The main cause of tooth loss in people over 40 is periodontitis. Periodontitis is an inflammatory condition that attacks the hard and soft tissues that surround and support the teeth, and eventually your teeth can just fall out.
Recently, researchers made a new discovery about peridontitis…
They’ve always thought the inflammation originated solely in the mouth. But when they assessed the dietary data of 6,887 participants, they discovered that perdontitis stems from low-grade systemic inflammation that’s occurring throughout the entire body.
Low grade inflammation that is triggered by eating a pro-inflammatory diet…
What’s in your diet?
If you’ve heard it once, you’ve heard it a million times from us, the inflammation abomination is the root of disease.
Under the influence of chronic low-grade inflammation, you run a greater risk for pain, illness, disease and accelerated signs and symptoms of aging — like tooth loss.
The common types of foods in the modern Western diet (sugar, refined carbs, processed meats, processed foods, additives, preservatives) represent a pro-inflammatory diet.
In fact, there are now numerous studies that support the notion that a Western-style diet is the number one dietary factor that drives systemic inflammation sky high. And of course, the sugar and refined carbs also increase risk for dental caries, tooth decay and disease.

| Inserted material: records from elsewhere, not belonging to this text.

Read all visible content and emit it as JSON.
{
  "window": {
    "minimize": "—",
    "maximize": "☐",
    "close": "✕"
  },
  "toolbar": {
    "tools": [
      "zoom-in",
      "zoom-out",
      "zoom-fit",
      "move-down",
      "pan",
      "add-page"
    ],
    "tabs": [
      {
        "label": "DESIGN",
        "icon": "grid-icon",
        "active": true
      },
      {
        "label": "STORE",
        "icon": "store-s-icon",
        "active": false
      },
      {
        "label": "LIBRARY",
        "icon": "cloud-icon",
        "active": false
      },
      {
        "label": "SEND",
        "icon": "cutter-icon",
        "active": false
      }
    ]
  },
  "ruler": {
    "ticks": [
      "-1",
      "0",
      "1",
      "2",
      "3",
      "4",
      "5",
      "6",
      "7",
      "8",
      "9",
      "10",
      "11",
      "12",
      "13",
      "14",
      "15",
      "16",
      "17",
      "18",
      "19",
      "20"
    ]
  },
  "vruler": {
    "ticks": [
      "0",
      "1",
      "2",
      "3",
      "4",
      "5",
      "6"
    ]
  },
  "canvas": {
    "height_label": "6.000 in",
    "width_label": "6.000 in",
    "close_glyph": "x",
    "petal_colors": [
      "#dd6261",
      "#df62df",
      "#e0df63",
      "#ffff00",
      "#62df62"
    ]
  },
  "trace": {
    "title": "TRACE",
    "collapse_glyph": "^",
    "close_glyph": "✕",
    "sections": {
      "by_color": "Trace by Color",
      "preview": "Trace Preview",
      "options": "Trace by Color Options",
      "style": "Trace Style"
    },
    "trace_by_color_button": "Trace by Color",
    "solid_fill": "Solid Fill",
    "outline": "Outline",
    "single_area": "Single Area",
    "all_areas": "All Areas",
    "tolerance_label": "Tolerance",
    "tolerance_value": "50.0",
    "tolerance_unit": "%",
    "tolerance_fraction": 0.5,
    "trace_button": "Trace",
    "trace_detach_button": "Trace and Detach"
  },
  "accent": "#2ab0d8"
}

So the first and most obvious step for you to take is switching to an anti-inflammatory diet. And indeed, the researchers clearly uncovered that people consuming an anti-inflammatory diet have much lower odds of tooth loss.
An anti-inflammatory diet is characterized by high intake of natural whole foods such as meat, poultry, fish, vegetables, fruits and whole grains.
But the insights into peridontitis go even further…
Boost your bacteria
Researchers have also discovered that the development of periodontitis occurs due to an imbalance in gut bacteria — yes, gut bacteria, not just mouth bacteria!
And one way to ensure you encourage a good balance of bacteria is to consume adequate dietary fiber.
In an analysis of 9,042 participants, researchers discovered a very strong fiber-periodontitis connection. In those consuming higher fiber from whole grains, fruit and vegetables there was a 27 percent lower risk of periodontal disease!
So the second step you can take is to focus on nourishing your gut bugs by consuming a fiber-rich diet.
And by doing the above two things, which is eating a fiber-rich anti-inflammatory diet, you also address the third key factor that remedies peridontal issues…
You’ll be consuming high amounts of beta-carotene, vitamin C and vitamin E — nutrients that offer potent antioxidant and anti-inflammatory properties to help stop dental health problems before they take hold!
Editor’s note: Are you feeling unusually tired? You may think this is normal aging, but the problem could be your master hormone. When it’s not working, your risk of age-related diseases skyrockets. To reset what many call “the trigger for all disease” and live better, longer, click here to discover The Insulin Factor: How to Repair Your Body’s Master Controller and Conquer Chronic Disease!
- Kotsakis GA, et al. Diet-borne systemic inflammation is associated with prevalent tooth loss. — Clinical Nutrition. 2017:1-7.
- Neilson SJ, et al. Dietary Fiber Intake Is Inversely Associated with Periodontal Disease among US Adults. — J Nutr 2016;146:2530–6.
- Ricker MA, et al. Anti-Inflammatory Diet in Clinical Practice: A Review. — Nutrition in Clinical Practice. 2017;32(3):318-325.